[Dataset rows for apps and sites]
--

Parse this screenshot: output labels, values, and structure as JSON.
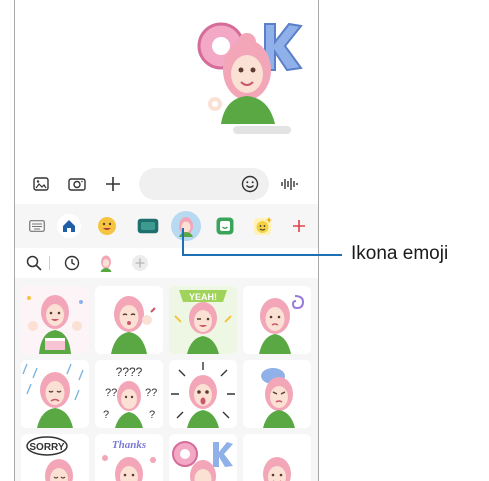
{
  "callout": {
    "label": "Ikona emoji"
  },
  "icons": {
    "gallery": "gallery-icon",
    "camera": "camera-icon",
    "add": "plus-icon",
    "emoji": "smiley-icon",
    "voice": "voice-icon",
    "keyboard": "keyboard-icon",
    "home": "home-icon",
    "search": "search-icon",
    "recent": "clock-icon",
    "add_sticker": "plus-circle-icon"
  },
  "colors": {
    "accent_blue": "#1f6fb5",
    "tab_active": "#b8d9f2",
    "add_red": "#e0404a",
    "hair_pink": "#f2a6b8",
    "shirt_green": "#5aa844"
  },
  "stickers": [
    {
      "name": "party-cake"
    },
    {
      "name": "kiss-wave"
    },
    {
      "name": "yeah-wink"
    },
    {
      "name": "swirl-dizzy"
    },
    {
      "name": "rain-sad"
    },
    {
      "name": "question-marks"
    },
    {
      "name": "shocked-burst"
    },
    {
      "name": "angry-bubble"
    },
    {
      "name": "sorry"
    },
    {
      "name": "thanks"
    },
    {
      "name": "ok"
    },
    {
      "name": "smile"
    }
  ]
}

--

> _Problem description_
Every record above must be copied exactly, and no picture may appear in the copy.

> _Answer to this task_
Parse this screenshot: output labels, values, and structure as JSON.
{
  "callout": {
    "label": "Ikona emoji"
  },
  "icons": {
    "gallery": "gallery-icon",
    "camera": "camera-icon",
    "add": "plus-icon",
    "emoji": "smiley-icon",
    "voice": "voice-icon",
    "keyboard": "keyboard-icon",
    "home": "home-icon",
    "search": "search-icon",
    "recent": "clock-icon",
    "add_sticker": "plus-circle-icon"
  },
  "colors": {
    "accent_blue": "#1f6fb5",
    "tab_active": "#b8d9f2",
    "add_red": "#e0404a",
    "hair_pink": "#f2a6b8",
    "shirt_green": "#5aa844"
  },
  "stickers": [
    {
      "name": "party-cake"
    },
    {
      "name": "kiss-wave"
    },
    {
      "name": "yeah-wink"
    },
    {
      "name": "swirl-dizzy"
    },
    {
      "name": "rain-sad"
    },
    {
      "name": "question-marks"
    },
    {
      "name": "shocked-burst"
    },
    {
      "name": "angry-bubble"
    },
    {
      "name": "sorry"
    },
    {
      "name": "thanks"
    },
    {
      "name": "ok"
    },
    {
      "name": "smile"
    }
  ]
}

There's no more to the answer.